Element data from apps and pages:
***

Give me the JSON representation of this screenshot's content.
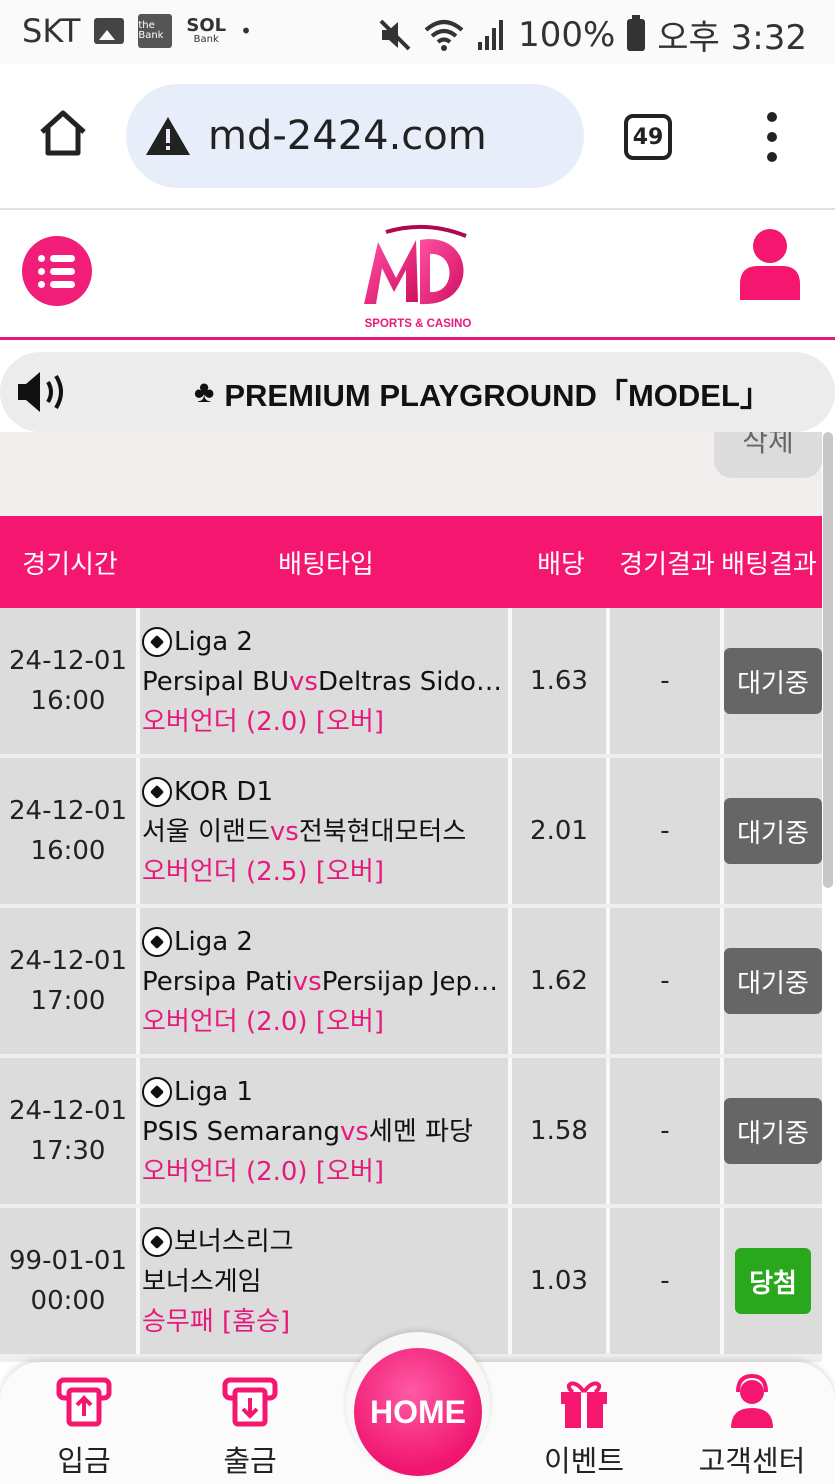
{
  "status_bar": {
    "carrier": "SKT",
    "bank_icon_text": "the Bank",
    "sol_text": "SOL",
    "sol_sub": "Bank",
    "battery": "100%",
    "time": "오후 3:32"
  },
  "browser": {
    "url": "md-2424.com",
    "tab_count": "49"
  },
  "header": {
    "logo_text": "MD",
    "logo_sub": "SPORTS & CASINO"
  },
  "notice": {
    "symbol": "♣",
    "text": "PREMIUM PLAYGROUND「MODEL」"
  },
  "delete_label": "삭제",
  "table": {
    "headers": [
      "경기시간",
      "배팅타입",
      "배당",
      "경기결과",
      "배팅결과"
    ],
    "rows": [
      {
        "date": "24-12-01",
        "time": "16:00",
        "league": "Liga 2",
        "home": "Persipal BU",
        "vs": "vs",
        "away": "Deltras Sidoarjo",
        "pick": "오버언더 (2.0) [오버]",
        "odds": "1.63",
        "result": "-",
        "status": "대기중"
      },
      {
        "date": "24-12-01",
        "time": "16:00",
        "league": "KOR D1",
        "home": "서울 이랜드",
        "vs": "vs",
        "away": "전북현대모터스",
        "pick": "오버언더 (2.5) [오버]",
        "odds": "2.01",
        "result": "-",
        "status": "대기중"
      },
      {
        "date": "24-12-01",
        "time": "17:00",
        "league": "Liga 2",
        "home": "Persipa Pati",
        "vs": "vs",
        "away": "Persijap Jepara",
        "pick": "오버언더 (2.0) [오버]",
        "odds": "1.62",
        "result": "-",
        "status": "대기중"
      },
      {
        "date": "24-12-01",
        "time": "17:30",
        "league": "Liga 1",
        "home": "PSIS Semarang",
        "vs": "vs",
        "away": "세멘 파당",
        "pick": "오버언더 (2.0) [오버]",
        "odds": "1.58",
        "result": "-",
        "status": "대기중"
      },
      {
        "date": "99-01-01",
        "time": "00:00",
        "league": "보너스리그",
        "home": "보너스게임",
        "vs": "",
        "away": "",
        "pick": "승무패 [홈승]",
        "odds": "1.03",
        "result": "-",
        "status": "당첨"
      }
    ]
  },
  "bottom_nav": {
    "deposit": "입금",
    "withdraw": "출금",
    "home": "HOME",
    "event": "이벤트",
    "support": "고객센터"
  },
  "colors": {
    "brand_pink": "#f5166f",
    "win_green": "#29a81e",
    "pending_gray": "#666666"
  }
}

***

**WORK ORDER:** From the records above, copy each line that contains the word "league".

**WRITTEN ANSWER:**
        "league": "Liga 2",
        "league": "KOR D1",
        "league": "Liga 2",
        "league": "Liga 1",
        "league": "보너스리그",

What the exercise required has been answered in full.